- WHAT THE EXERCISE ASKS
Show each line from the listing that includes the word "title".

- DATA PROVIDED
/---
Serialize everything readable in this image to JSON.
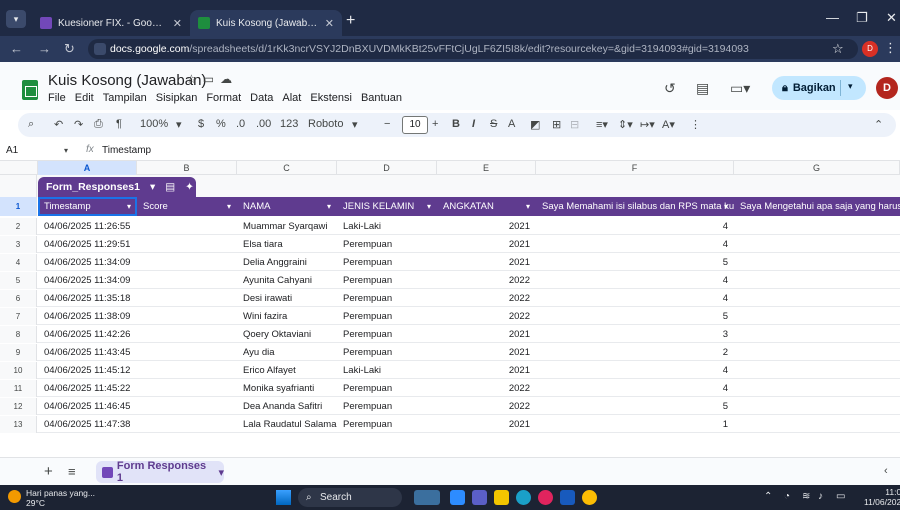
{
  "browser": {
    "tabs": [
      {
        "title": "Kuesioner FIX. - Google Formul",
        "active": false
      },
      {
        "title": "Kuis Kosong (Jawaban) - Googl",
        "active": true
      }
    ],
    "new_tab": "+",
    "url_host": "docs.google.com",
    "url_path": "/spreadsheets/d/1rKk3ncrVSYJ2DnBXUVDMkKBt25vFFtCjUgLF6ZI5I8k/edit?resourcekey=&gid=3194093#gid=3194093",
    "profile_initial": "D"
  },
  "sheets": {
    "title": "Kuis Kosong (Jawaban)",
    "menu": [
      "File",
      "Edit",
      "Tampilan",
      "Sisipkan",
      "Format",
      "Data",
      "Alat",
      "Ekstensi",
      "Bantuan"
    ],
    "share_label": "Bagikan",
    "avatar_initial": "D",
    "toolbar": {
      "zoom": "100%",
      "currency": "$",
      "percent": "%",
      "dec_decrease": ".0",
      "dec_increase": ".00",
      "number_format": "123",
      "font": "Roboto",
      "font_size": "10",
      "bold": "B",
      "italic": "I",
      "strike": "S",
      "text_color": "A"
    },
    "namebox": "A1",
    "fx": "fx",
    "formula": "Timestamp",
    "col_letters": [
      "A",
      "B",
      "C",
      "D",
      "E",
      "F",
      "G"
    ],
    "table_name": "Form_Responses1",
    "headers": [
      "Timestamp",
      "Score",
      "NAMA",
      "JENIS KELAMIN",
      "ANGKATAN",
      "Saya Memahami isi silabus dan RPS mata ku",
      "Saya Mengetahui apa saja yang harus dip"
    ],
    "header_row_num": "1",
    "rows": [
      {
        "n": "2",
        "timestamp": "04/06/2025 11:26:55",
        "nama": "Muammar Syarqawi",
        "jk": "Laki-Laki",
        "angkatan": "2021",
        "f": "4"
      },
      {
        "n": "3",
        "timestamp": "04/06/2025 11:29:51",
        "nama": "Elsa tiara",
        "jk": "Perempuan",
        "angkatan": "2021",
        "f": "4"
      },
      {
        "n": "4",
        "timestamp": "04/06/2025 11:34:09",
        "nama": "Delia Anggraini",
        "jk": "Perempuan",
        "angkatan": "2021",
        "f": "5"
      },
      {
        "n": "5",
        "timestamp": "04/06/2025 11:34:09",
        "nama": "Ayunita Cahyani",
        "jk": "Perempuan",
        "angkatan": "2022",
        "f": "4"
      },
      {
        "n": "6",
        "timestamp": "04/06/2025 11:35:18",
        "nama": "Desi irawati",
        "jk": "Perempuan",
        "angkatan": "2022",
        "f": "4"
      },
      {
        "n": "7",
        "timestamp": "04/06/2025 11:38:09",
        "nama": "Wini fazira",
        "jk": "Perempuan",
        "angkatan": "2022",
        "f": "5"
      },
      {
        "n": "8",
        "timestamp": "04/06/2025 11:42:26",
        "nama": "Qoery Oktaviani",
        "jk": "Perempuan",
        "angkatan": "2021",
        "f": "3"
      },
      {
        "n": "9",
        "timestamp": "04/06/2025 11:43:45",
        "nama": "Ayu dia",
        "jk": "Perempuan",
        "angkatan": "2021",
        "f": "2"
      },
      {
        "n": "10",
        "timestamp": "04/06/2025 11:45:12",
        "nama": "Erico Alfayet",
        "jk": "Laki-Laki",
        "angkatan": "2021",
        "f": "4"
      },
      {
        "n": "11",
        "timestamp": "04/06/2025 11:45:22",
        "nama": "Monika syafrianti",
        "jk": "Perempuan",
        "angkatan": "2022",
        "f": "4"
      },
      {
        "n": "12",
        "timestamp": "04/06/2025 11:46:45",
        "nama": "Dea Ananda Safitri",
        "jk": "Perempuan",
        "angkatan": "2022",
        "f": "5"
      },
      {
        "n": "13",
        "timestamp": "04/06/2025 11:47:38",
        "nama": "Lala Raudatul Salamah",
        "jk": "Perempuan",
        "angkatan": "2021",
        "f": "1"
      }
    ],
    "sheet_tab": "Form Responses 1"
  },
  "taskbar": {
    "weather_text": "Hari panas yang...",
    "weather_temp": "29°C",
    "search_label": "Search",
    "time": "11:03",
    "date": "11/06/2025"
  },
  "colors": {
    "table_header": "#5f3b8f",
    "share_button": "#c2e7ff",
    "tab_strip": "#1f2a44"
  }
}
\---
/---
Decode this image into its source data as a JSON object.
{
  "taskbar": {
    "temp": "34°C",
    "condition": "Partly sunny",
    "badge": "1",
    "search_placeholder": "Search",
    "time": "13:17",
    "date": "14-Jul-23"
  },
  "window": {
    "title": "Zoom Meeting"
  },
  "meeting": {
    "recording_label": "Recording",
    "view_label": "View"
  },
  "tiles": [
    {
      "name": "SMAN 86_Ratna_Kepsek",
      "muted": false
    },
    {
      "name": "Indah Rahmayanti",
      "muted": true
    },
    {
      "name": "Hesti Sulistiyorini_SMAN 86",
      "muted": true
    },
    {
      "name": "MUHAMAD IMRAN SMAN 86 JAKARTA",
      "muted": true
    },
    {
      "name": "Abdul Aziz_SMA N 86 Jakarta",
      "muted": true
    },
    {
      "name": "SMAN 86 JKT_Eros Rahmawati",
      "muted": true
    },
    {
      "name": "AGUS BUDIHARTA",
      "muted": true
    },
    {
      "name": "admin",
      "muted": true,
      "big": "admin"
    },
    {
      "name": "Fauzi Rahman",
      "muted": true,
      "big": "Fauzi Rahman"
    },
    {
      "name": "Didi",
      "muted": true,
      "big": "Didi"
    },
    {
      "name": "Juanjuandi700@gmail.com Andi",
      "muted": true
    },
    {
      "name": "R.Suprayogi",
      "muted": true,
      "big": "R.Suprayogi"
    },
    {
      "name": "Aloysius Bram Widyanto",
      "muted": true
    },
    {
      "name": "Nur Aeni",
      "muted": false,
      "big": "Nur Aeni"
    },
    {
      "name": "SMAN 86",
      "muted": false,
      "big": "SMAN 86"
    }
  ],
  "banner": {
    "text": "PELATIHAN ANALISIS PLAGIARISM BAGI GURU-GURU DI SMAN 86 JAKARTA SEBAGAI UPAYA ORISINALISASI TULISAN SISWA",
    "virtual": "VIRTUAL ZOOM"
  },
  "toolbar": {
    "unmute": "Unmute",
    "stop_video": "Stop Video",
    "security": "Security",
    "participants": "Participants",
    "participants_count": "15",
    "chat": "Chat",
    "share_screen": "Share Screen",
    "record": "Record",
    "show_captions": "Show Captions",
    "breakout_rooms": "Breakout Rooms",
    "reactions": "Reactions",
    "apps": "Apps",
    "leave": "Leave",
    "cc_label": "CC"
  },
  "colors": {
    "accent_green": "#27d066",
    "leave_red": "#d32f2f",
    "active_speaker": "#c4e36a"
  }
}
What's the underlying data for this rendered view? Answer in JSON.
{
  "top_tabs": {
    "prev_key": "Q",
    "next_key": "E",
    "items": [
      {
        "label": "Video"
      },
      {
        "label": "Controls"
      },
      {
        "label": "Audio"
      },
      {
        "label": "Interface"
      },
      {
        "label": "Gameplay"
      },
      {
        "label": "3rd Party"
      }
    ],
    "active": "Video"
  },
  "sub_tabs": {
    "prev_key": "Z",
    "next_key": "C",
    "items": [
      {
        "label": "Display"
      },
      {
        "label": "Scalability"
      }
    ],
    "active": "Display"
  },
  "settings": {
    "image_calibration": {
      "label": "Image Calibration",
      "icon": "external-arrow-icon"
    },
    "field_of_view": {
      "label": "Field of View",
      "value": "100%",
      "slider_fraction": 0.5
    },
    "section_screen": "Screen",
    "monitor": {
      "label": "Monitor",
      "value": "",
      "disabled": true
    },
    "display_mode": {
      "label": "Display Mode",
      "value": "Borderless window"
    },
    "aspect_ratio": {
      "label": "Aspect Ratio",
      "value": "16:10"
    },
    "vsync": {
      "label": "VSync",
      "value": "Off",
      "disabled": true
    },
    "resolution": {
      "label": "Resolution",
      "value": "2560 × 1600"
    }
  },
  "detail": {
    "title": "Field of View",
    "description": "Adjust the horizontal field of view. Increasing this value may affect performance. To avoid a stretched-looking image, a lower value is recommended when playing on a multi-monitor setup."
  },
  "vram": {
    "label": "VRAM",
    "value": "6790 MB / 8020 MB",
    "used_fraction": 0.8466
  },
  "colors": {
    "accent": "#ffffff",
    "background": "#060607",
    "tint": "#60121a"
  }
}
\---
- EXERCISE SOLUTION
        "title": "Kuesioner FIX. - Google Formul",
        "title": "Kuis Kosong (Jawaban) - Googl",
    "title": "Kuis Kosong (Jawaban)",
    "title": "Zoom Meeting"
    "title": "Field of View",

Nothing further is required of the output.